About this task: Every entry that follows must be written out exactly, apart from its pictures.

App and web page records
****************************************

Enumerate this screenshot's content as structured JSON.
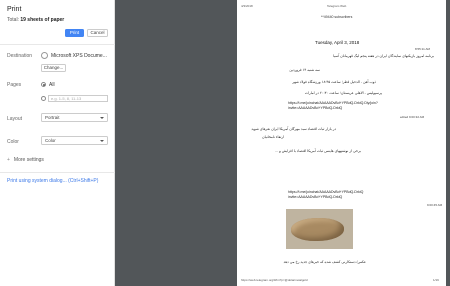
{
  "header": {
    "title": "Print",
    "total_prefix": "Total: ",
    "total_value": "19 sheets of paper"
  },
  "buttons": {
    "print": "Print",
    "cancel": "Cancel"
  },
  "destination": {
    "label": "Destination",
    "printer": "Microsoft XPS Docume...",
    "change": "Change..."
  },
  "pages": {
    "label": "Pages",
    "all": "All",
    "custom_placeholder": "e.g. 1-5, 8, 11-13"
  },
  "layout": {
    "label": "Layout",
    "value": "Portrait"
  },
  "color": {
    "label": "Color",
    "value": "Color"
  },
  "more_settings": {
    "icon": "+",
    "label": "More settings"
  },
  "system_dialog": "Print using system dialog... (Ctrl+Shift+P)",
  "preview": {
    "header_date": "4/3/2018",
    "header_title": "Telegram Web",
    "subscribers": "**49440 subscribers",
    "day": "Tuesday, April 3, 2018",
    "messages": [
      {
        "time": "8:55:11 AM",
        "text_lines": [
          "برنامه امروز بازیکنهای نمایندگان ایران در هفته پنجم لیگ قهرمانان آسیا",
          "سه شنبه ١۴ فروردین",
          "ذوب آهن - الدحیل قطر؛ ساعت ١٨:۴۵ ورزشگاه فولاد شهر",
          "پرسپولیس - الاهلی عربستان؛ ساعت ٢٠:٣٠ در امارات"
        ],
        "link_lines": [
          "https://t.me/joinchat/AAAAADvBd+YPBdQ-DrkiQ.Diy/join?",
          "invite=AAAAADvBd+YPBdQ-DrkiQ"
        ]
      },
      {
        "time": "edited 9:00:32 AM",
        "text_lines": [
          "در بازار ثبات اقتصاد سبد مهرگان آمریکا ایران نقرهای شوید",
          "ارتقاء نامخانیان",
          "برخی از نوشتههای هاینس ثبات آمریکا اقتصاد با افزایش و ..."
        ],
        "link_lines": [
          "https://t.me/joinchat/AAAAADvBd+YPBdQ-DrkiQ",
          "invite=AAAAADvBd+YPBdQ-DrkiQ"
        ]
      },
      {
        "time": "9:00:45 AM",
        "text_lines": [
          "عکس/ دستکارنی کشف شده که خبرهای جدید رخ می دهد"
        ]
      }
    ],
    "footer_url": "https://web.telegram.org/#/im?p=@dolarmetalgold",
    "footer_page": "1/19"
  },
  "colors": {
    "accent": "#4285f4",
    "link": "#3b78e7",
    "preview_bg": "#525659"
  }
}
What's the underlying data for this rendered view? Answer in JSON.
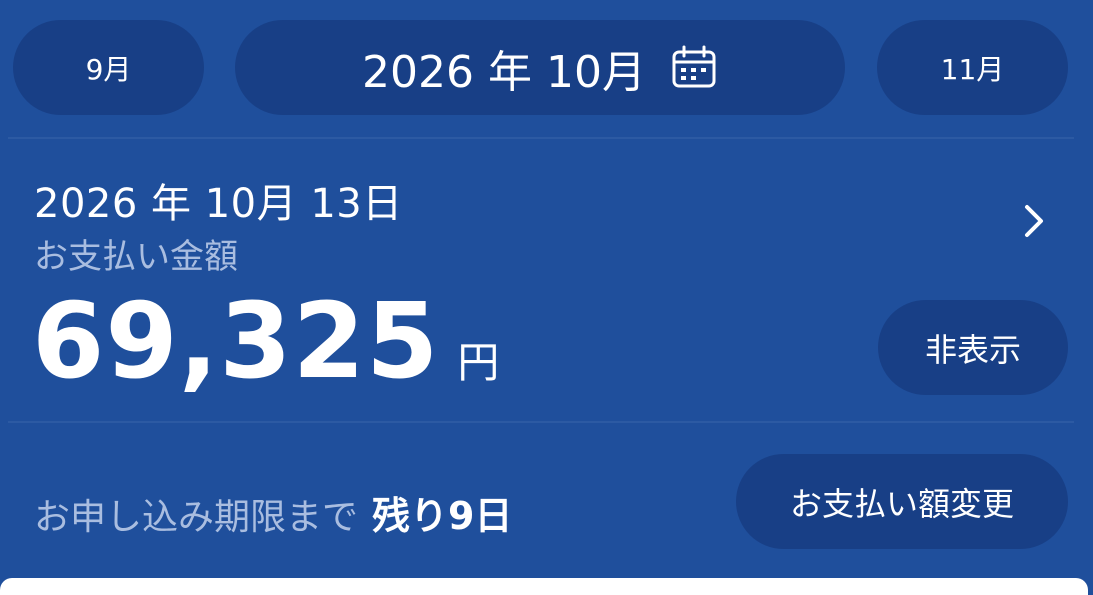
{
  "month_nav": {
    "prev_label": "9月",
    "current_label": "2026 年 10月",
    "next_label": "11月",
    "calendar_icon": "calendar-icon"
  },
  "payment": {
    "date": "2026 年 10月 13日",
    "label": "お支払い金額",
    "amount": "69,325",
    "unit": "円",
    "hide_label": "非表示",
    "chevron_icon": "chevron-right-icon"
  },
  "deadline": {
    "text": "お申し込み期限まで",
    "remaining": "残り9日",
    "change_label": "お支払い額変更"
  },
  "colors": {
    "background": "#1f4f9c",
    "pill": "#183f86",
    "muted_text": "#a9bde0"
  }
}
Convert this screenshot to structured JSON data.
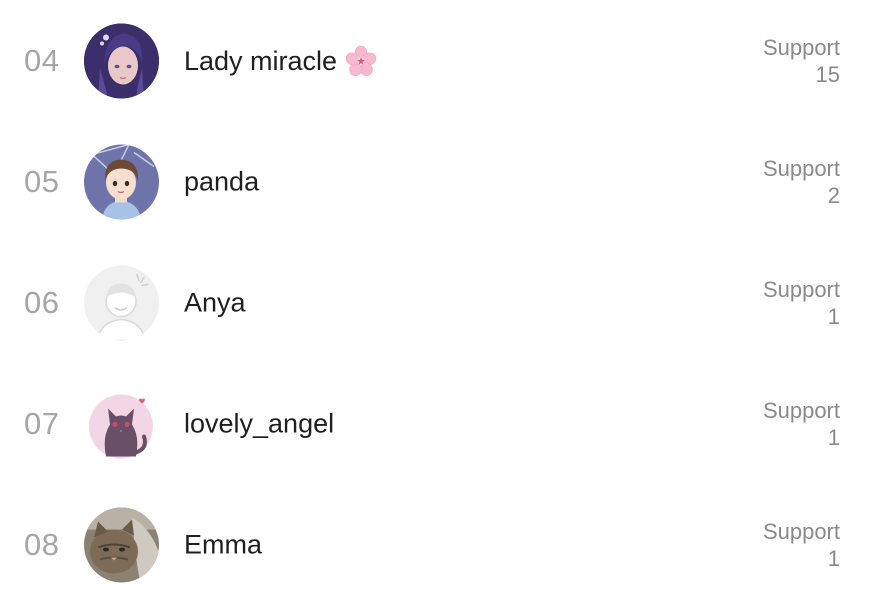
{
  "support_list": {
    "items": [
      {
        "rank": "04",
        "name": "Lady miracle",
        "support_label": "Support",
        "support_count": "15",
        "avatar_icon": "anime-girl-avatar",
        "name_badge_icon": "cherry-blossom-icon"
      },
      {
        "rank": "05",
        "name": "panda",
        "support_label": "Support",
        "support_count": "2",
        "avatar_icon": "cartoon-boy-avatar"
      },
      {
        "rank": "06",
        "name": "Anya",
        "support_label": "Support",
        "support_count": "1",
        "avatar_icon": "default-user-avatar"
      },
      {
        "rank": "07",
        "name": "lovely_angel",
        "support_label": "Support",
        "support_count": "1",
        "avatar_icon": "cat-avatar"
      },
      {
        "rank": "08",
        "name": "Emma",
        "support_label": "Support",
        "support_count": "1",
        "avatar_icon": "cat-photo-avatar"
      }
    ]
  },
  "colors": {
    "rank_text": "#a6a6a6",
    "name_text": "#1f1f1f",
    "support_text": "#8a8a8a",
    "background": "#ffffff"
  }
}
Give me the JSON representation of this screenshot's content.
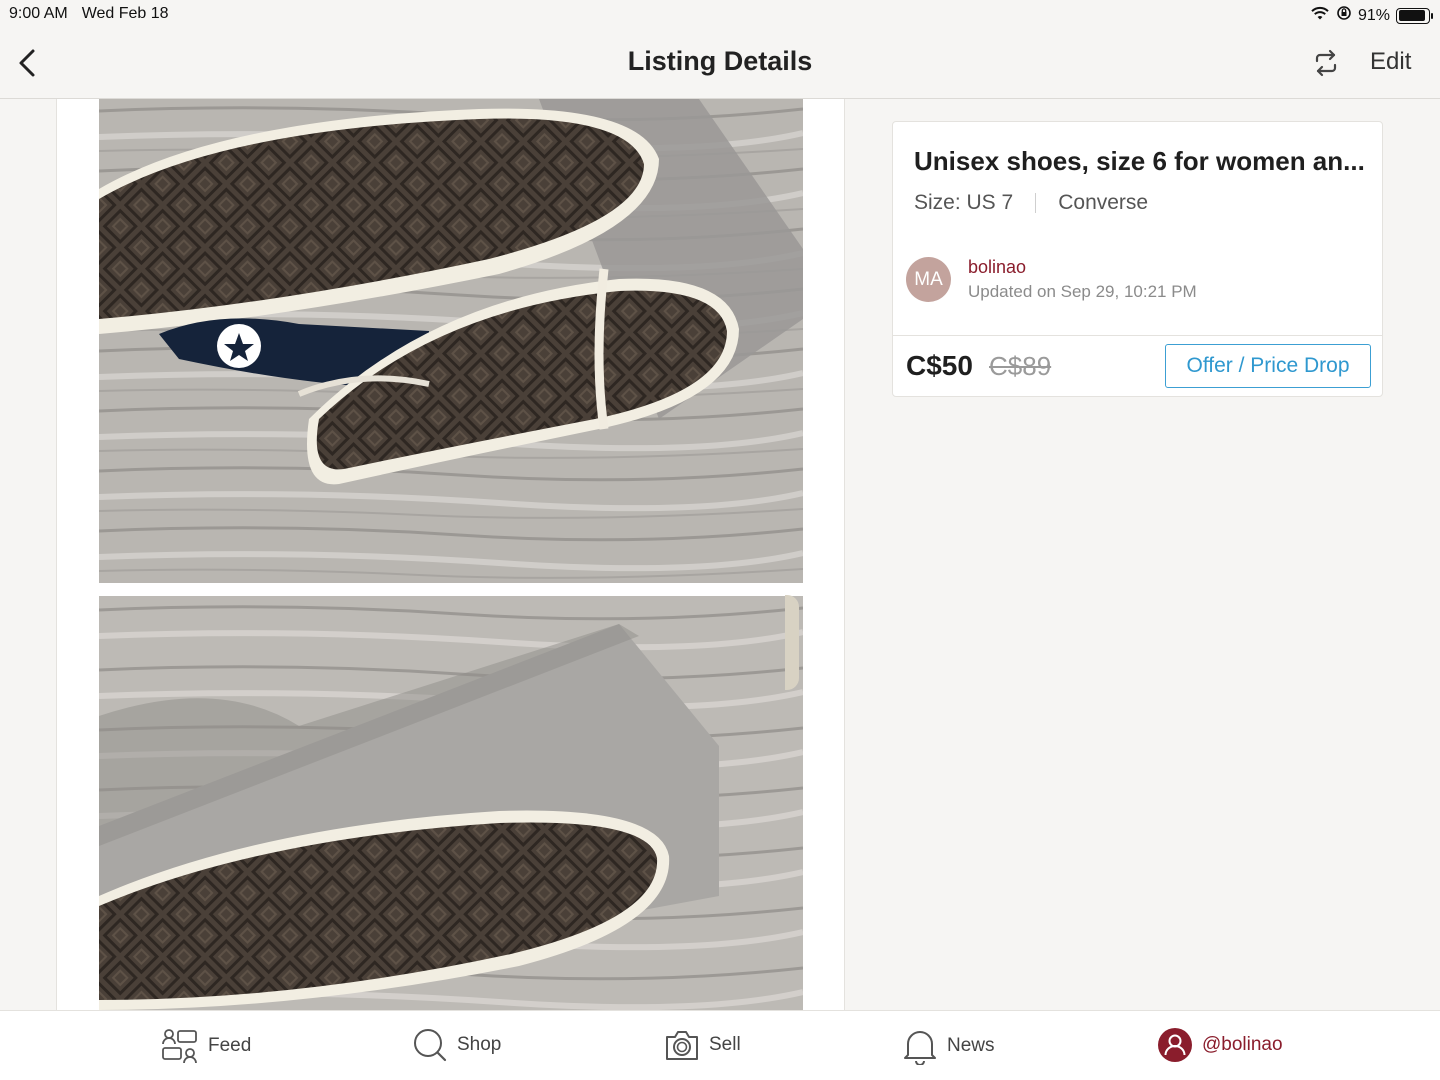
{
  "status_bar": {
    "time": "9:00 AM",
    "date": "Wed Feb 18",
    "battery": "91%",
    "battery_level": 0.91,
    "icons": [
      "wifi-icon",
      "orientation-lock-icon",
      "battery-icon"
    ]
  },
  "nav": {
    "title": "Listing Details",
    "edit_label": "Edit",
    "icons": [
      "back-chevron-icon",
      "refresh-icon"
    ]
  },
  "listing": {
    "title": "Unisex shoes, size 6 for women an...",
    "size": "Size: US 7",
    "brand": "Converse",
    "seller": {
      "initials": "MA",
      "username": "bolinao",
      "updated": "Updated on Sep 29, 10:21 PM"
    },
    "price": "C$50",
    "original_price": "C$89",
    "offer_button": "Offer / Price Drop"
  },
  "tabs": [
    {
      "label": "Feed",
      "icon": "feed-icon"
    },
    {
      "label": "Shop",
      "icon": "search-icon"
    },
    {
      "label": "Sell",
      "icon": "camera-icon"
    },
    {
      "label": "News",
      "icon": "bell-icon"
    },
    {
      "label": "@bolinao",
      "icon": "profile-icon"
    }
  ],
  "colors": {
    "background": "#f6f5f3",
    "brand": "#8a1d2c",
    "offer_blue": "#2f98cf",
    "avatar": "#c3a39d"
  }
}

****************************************

Result:
Enumerate this screenshot's content as structured JSON.
{
  "header": {
    "title": "Print",
    "total_prefix": "Total: ",
    "total_value": "19 sheets of paper"
  },
  "buttons": {
    "print": "Print",
    "cancel": "Cancel"
  },
  "destination": {
    "label": "Destination",
    "printer": "Microsoft XPS Docume...",
    "change": "Change..."
  },
  "pages": {
    "label": "Pages",
    "all": "All",
    "custom_placeholder": "e.g. 1-5, 8, 11-13"
  },
  "layout": {
    "label": "Layout",
    "value": "Portrait"
  },
  "color": {
    "label": "Color",
    "value": "Color"
  },
  "more_settings": {
    "icon": "+",
    "label": "More settings"
  },
  "system_dialog": "Print using system dialog... (Ctrl+Shift+P)",
  "preview": {
    "header_date": "4/3/2018",
    "header_title": "Telegram Web",
    "subscribers": "**49440 subscribers",
    "day": "Tuesday, April 3, 2018",
    "messages": [
      {
        "time": "8:55:11 AM",
        "text_lines": [
          "برنامه امروز بازیکنهای نمایندگان ایران در هفته پنجم لیگ قهرمانان آسیا",
          "سه شنبه ١۴ فروردین",
          "ذوب آهن - الدحیل قطر؛ ساعت ١٨:۴۵ ورزشگاه فولاد شهر",
          "پرسپولیس - الاهلی عربستان؛ ساعت ٢٠:٣٠ در امارات"
        ],
        "link_lines": [
          "https://t.me/joinchat/AAAAADvBd+YPBdQ-DrkiQ.Diy/join?",
          "invite=AAAAADvBd+YPBdQ-DrkiQ"
        ]
      },
      {
        "time": "edited 9:00:32 AM",
        "text_lines": [
          "در بازار ثبات اقتصاد سبد مهرگان آمریکا ایران نقرهای شوید",
          "ارتقاء نامخانیان",
          "برخی از نوشتههای هاینس ثبات آمریکا اقتصاد با افزایش و ..."
        ],
        "link_lines": [
          "https://t.me/joinchat/AAAAADvBd+YPBdQ-DrkiQ",
          "invite=AAAAADvBd+YPBdQ-DrkiQ"
        ]
      },
      {
        "time": "9:00:45 AM",
        "text_lines": [
          "عکس/ دستکارنی کشف شده که خبرهای جدید رخ می دهد"
        ]
      }
    ],
    "footer_url": "https://web.telegram.org/#/im?p=@dolarmetalgold",
    "footer_page": "1/19"
  },
  "colors": {
    "accent": "#4285f4",
    "link": "#3b78e7",
    "preview_bg": "#525659"
  }
}
What's the underlying data for this rendered view? Answer in JSON.
{
  "month_nav": {
    "prev_label": "9月",
    "current_label": "2026 年 10月",
    "next_label": "11月",
    "calendar_icon": "calendar-icon"
  },
  "payment": {
    "date": "2026 年 10月 13日",
    "label": "お支払い金額",
    "amount": "69,325",
    "unit": "円",
    "hide_label": "非表示",
    "chevron_icon": "chevron-right-icon"
  },
  "deadline": {
    "text": "お申し込み期限まで",
    "remaining": "残り9日",
    "change_label": "お支払い額変更"
  },
  "colors": {
    "background": "#1f4f9c",
    "pill": "#183f86",
    "muted_text": "#a9bde0"
  }
}
Convert this screenshot to structured JSON data.
{
  "support_list": {
    "items": [
      {
        "rank": "04",
        "name": "Lady miracle",
        "support_label": "Support",
        "support_count": "15",
        "avatar_icon": "anime-girl-avatar",
        "name_badge_icon": "cherry-blossom-icon"
      },
      {
        "rank": "05",
        "name": "panda",
        "support_label": "Support",
        "support_count": "2",
        "avatar_icon": "cartoon-boy-avatar"
      },
      {
        "rank": "06",
        "name": "Anya",
        "support_label": "Support",
        "support_count": "1",
        "avatar_icon": "default-user-avatar"
      },
      {
        "rank": "07",
        "name": "lovely_angel",
        "support_label": "Support",
        "support_count": "1",
        "avatar_icon": "cat-avatar"
      },
      {
        "rank": "08",
        "name": "Emma",
        "support_label": "Support",
        "support_count": "1",
        "avatar_icon": "cat-photo-avatar"
      }
    ]
  },
  "colors": {
    "rank_text": "#a6a6a6",
    "name_text": "#1f1f1f",
    "support_text": "#8a8a8a",
    "background": "#ffffff"
  }
}
Give me the JSON representation of this screenshot's content.
{
  "status_bar": {
    "time": "9:00 AM",
    "date": "Wed Feb 18",
    "battery": "91%",
    "battery_level": 0.91,
    "icons": [
      "wifi-icon",
      "orientation-lock-icon",
      "battery-icon"
    ]
  },
  "nav": {
    "title": "Listing Details",
    "edit_label": "Edit",
    "icons": [
      "back-chevron-icon",
      "refresh-icon"
    ]
  },
  "listing": {
    "title": "Unisex shoes, size 6 for women an...",
    "size": "Size: US 7",
    "brand": "Converse",
    "seller": {
      "initials": "MA",
      "username": "bolinao",
      "updated": "Updated on Sep 29, 10:21 PM"
    },
    "price": "C$50",
    "original_price": "C$89",
    "offer_button": "Offer / Price Drop"
  },
  "tabs": [
    {
      "label": "Feed",
      "icon": "feed-icon"
    },
    {
      "label": "Shop",
      "icon": "search-icon"
    },
    {
      "label": "Sell",
      "icon": "camera-icon"
    },
    {
      "label": "News",
      "icon": "bell-icon"
    },
    {
      "label": "@bolinao",
      "icon": "profile-icon"
    }
  ],
  "colors": {
    "background": "#f6f5f3",
    "brand": "#8a1d2c",
    "offer_blue": "#2f98cf",
    "avatar": "#c3a39d"
  }
}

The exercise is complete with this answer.